*** Opening Data listing ***
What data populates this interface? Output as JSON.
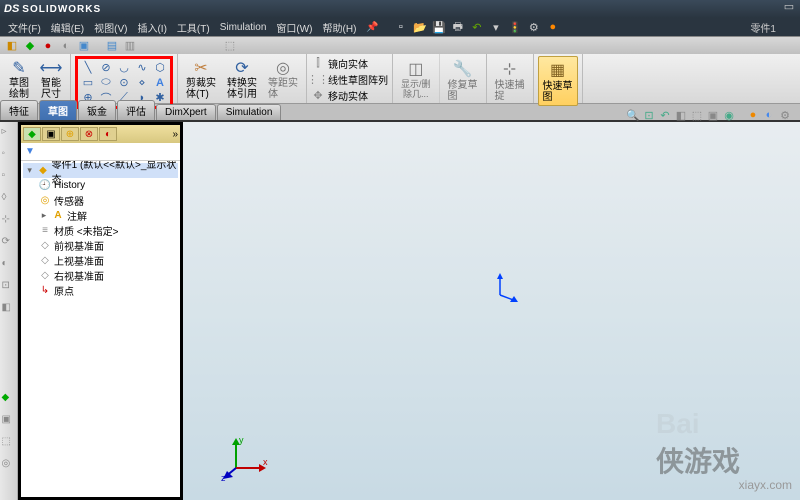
{
  "app": {
    "vendor": "DS",
    "name": "SOLIDWORKS",
    "doc_title": "零件1"
  },
  "menus": [
    "文件(F)",
    "编辑(E)",
    "视图(V)",
    "插入(I)",
    "工具(T)",
    "Simulation",
    "窗口(W)",
    "帮助(H)"
  ],
  "ribbon": {
    "sketch_label": "草图\n绘制",
    "dim_label": "智能\n尺寸",
    "trim": {
      "label": "剪裁实\n体(T)",
      "convert": "转换实\n体引用"
    },
    "offset_label": "等距实\n体",
    "mirror": {
      "row1": "镜向实体",
      "row2": "线性草图阵列",
      "row3": "移动实体"
    },
    "display": {
      "row1": "显示/删",
      "row2": "除几..."
    },
    "repair_label": "修复草\n图",
    "quick_snap": "快速捕\n捉",
    "quick_sketch": "快速草\n图"
  },
  "tabs": [
    "特征",
    "草图",
    "钣金",
    "评估",
    "DimXpert",
    "Simulation"
  ],
  "active_tab": 1,
  "tree": {
    "root": "零件1  (默认<<默认>_显示状态",
    "history": "History",
    "sensors": "传感器",
    "annotations": "注解",
    "material": "材质 <未指定>",
    "front": "前视基准面",
    "top": "上视基准面",
    "right": "右视基准面",
    "origin": "原点"
  },
  "watermark": {
    "text": "xiayx.com",
    "logo": "侠游戏",
    "bai": "Bai"
  }
}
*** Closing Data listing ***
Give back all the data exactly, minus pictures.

What data populates this interface? Output as JSON.
{
  "app": {
    "vendor": "DS",
    "name": "SOLIDWORKS",
    "doc_title": "零件1"
  },
  "menus": [
    "文件(F)",
    "编辑(E)",
    "视图(V)",
    "插入(I)",
    "工具(T)",
    "Simulation",
    "窗口(W)",
    "帮助(H)"
  ],
  "ribbon": {
    "sketch_label": "草图\n绘制",
    "dim_label": "智能\n尺寸",
    "trim": {
      "label": "剪裁实\n体(T)",
      "convert": "转换实\n体引用"
    },
    "offset_label": "等距实\n体",
    "mirror": {
      "row1": "镜向实体",
      "row2": "线性草图阵列",
      "row3": "移动实体"
    },
    "display": {
      "row1": "显示/删",
      "row2": "除几..."
    },
    "repair_label": "修复草\n图",
    "quick_snap": "快速捕\n捉",
    "quick_sketch": "快速草\n图"
  },
  "tabs": [
    "特征",
    "草图",
    "钣金",
    "评估",
    "DimXpert",
    "Simulation"
  ],
  "active_tab": 1,
  "tree": {
    "root": "零件1  (默认<<默认>_显示状态",
    "history": "History",
    "sensors": "传感器",
    "annotations": "注解",
    "material": "材质 <未指定>",
    "front": "前视基准面",
    "top": "上视基准面",
    "right": "右视基准面",
    "origin": "原点"
  },
  "watermark": {
    "text": "xiayx.com",
    "logo": "侠游戏",
    "bai": "Bai"
  }
}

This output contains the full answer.